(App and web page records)
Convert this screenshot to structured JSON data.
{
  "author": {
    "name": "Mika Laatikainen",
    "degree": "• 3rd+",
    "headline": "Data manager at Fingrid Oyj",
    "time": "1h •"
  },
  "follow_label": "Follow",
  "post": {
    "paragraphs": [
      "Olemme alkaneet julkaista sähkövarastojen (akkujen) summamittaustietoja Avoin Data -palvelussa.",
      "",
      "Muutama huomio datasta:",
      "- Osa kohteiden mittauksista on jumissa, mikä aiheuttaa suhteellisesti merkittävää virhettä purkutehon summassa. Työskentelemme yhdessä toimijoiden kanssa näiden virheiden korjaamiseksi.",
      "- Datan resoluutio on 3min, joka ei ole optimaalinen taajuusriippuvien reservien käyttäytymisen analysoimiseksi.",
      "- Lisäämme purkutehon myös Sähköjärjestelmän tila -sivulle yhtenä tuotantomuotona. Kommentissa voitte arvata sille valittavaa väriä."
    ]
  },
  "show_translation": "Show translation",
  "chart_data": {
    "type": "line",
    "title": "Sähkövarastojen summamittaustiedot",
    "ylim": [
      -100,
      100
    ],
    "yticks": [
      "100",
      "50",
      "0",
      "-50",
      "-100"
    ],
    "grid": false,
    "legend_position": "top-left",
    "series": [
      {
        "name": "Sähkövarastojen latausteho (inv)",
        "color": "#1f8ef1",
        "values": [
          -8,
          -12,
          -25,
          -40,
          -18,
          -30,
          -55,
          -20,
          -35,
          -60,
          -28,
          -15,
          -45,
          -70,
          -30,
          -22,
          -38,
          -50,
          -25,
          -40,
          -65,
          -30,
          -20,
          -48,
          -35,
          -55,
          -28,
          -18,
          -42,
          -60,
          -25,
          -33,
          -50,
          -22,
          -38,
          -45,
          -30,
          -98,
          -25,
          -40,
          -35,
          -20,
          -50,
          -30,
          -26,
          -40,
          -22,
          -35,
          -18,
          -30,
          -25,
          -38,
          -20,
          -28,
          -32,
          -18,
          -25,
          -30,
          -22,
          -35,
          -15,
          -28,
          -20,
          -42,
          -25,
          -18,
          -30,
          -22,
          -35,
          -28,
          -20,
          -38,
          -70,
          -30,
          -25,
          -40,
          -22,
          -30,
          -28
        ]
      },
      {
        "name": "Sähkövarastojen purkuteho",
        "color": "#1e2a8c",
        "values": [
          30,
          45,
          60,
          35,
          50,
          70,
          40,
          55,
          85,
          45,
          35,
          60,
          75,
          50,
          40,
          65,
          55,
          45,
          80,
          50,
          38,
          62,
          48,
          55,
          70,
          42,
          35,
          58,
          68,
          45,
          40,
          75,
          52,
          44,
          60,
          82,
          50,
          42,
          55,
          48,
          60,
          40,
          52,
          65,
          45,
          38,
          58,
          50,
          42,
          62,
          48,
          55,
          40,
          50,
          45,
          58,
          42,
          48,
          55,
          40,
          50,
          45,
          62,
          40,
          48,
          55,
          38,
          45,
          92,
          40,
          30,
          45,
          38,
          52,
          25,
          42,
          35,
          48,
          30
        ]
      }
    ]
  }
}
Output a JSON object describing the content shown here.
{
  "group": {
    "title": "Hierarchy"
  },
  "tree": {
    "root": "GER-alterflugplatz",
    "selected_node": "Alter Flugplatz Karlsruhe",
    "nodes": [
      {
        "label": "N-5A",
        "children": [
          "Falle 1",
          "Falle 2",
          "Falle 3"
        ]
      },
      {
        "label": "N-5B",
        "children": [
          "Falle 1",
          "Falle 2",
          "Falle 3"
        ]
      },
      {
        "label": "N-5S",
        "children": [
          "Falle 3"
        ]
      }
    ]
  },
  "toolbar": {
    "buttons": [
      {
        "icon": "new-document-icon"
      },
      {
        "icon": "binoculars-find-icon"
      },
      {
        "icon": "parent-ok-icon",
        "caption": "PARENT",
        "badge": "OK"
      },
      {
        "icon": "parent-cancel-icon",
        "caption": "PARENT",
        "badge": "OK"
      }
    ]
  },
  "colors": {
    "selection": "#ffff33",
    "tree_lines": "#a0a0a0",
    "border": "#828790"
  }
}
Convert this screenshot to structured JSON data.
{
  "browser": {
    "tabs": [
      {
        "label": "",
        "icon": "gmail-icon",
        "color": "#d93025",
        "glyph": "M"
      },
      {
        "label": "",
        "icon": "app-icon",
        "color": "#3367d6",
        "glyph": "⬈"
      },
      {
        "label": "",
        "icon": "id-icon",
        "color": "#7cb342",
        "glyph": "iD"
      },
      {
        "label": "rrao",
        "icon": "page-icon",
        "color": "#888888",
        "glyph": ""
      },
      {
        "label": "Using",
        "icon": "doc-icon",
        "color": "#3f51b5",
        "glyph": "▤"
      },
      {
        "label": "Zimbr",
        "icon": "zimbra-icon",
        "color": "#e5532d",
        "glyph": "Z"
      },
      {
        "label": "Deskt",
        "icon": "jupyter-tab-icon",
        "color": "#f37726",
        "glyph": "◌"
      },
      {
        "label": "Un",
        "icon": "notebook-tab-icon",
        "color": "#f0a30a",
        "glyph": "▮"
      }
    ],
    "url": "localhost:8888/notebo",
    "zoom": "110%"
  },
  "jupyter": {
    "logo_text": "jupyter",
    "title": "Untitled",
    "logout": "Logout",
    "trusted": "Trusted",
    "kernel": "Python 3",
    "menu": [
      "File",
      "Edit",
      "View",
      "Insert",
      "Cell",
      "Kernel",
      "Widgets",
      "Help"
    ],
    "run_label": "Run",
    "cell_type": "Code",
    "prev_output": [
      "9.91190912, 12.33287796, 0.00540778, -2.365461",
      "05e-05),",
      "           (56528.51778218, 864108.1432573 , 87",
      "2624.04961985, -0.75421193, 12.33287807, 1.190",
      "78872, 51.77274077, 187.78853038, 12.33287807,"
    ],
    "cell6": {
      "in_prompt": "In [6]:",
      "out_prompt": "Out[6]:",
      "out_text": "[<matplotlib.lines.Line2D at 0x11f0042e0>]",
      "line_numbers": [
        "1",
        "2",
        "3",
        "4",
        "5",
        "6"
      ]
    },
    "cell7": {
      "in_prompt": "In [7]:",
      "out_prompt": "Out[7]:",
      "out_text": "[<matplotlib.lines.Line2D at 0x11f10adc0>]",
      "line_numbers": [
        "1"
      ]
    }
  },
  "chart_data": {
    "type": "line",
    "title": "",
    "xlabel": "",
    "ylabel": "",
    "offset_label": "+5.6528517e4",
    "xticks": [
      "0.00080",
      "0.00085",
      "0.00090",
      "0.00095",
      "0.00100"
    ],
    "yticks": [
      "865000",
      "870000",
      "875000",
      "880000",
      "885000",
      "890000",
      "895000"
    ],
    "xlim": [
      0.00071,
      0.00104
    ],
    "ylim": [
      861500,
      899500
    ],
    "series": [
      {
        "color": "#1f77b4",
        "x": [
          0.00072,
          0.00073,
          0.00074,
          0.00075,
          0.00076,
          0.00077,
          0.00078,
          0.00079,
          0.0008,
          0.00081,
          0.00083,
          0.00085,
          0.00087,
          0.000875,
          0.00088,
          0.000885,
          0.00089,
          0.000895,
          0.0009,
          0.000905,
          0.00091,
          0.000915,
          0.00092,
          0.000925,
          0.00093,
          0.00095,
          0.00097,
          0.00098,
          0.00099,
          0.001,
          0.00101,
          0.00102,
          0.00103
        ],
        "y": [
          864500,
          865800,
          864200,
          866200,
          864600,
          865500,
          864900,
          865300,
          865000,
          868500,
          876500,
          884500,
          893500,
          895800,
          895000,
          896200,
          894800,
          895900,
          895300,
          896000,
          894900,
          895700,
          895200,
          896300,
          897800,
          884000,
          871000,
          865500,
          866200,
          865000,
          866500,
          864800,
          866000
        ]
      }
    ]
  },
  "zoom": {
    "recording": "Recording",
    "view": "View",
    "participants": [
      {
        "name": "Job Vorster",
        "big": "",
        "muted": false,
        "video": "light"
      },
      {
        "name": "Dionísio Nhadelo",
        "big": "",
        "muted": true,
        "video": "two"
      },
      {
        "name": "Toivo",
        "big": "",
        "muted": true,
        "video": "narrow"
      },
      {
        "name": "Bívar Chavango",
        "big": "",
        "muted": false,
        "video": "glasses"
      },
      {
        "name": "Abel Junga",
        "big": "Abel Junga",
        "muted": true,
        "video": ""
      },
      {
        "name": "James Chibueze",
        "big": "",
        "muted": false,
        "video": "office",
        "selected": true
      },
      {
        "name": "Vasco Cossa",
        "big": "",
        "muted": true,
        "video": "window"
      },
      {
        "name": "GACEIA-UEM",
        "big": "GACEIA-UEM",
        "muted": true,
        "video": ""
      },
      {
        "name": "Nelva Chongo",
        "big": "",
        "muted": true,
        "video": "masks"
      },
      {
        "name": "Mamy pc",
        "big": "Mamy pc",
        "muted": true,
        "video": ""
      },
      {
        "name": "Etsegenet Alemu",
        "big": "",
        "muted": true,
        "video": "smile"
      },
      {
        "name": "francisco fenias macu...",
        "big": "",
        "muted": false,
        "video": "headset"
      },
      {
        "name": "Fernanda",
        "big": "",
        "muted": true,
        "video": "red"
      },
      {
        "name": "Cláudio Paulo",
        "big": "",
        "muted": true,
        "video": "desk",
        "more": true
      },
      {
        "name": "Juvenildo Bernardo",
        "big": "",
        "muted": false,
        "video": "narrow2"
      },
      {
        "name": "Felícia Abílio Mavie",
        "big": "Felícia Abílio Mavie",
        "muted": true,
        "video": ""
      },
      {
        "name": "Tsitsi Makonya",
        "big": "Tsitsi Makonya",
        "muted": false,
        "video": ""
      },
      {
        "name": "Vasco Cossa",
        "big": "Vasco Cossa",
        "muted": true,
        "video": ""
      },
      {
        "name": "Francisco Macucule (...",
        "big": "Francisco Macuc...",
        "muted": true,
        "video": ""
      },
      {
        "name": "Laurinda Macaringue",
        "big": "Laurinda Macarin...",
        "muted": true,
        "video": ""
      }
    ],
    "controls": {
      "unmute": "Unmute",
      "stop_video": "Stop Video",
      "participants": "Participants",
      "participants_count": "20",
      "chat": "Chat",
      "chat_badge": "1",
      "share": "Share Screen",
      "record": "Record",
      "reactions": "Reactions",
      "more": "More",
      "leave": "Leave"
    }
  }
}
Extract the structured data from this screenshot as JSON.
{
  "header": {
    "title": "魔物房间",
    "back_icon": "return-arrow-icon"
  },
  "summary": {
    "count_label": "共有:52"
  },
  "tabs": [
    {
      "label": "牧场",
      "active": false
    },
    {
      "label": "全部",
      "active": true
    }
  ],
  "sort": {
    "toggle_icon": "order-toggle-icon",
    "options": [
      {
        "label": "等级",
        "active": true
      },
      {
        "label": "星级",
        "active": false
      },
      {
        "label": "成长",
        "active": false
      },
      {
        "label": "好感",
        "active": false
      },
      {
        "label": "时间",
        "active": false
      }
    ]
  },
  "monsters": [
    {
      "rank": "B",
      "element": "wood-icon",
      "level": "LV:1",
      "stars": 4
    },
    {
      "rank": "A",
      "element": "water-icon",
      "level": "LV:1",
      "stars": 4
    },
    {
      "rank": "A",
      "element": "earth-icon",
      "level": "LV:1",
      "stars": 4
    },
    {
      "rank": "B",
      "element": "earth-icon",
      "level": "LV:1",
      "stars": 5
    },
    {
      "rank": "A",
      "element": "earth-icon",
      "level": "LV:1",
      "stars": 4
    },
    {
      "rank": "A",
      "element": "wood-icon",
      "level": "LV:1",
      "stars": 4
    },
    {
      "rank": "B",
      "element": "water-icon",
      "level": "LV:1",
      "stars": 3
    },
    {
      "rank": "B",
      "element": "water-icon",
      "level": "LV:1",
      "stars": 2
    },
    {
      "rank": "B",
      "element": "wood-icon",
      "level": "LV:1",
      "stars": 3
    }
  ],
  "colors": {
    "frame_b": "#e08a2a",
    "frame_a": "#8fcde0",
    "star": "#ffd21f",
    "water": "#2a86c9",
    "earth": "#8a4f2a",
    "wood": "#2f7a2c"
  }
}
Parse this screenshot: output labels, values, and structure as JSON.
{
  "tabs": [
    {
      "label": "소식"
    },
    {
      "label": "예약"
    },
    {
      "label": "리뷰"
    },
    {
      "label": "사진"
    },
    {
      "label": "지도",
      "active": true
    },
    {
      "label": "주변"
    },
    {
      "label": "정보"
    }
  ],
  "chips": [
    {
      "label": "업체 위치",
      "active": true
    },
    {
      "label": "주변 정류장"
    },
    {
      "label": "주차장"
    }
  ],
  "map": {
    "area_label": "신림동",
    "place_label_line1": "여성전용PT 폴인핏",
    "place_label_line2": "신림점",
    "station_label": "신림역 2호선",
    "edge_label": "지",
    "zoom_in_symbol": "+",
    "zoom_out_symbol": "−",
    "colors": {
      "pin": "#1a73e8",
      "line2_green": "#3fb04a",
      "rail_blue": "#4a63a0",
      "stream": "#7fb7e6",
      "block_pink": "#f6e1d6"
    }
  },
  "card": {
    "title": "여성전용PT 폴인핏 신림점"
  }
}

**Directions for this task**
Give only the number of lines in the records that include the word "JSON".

**Result of the task**
5